The distinction between a thought leader and an influencer, while subtle, has profound implications for brands, individuals, and audiences alike. Whether you’re looking to shape industry paradigms or drive engagement through relatable content, understanding the intricacies of thought leader vs influencer is pivotal.
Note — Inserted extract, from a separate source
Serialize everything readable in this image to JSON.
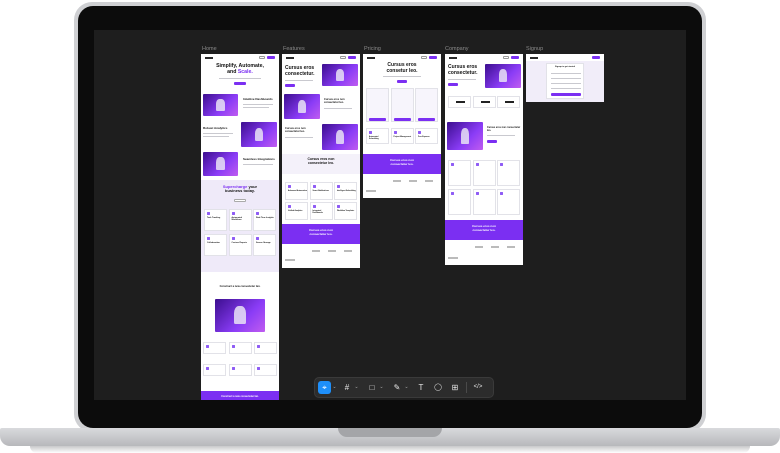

As the digital sphere continues to evolve, so will these roles, but the essence of their impact remains rooted in trust, credibility, and the depth of their connection with audiences.
|Origin of Authority||Depth of expertise and experience||Personal branding, relatability|
|Primary Objective||Bring new ideas, challenge status quo||Drive engagement, brand awareness|
|Audience Engagement||Less frequent, deeper interaction||Direct, frequent interactions on social media|
|Content Nature||In-depth, well-researched||Entertainment-based, lifestyle-oriented|
|Platform Preference||Academic journals, conferences||Instagram, YouTube, TikTok|
|Monetization||Consulting, books, speaking||Sponsored content, brand partnerships|
|Longevity||Years of expertise, long-term recognition||Dependent on trends, platform changes|
|Basis of Influence||Expertise||Personality, lifestyle|
|Depth of Knowledge (Pro)||Specialized understanding||Broader, but may lack depth|
|Relatability (Pro)||Might be lesser compared to influencers||High, connects personally with audience|
|Industry Conferences (Situation)||Preferred choice due to expertise||Rarely the main choice|
|Brand Promotions (Situation)||Might be indirect through expertise||Direct product promotions and endorsements|
|Similarities||Audience Trust, Content Creation, Niche Domination, Impact on Decision Making, Brand Collaboration, Continuous Learning, Personal Branding||Audience Trust, Content Creation, Niche Domination, Impact on Decision Making, Brand Collaboration, Continuous Learning, Personal Branding|
|Dependency on Trends (Con)||Rise above transient trends||Need to follow or set trends regularly|
|Speed of Growth (Pro)||Steady, based on contributions||Rapid with right strategies and platforms|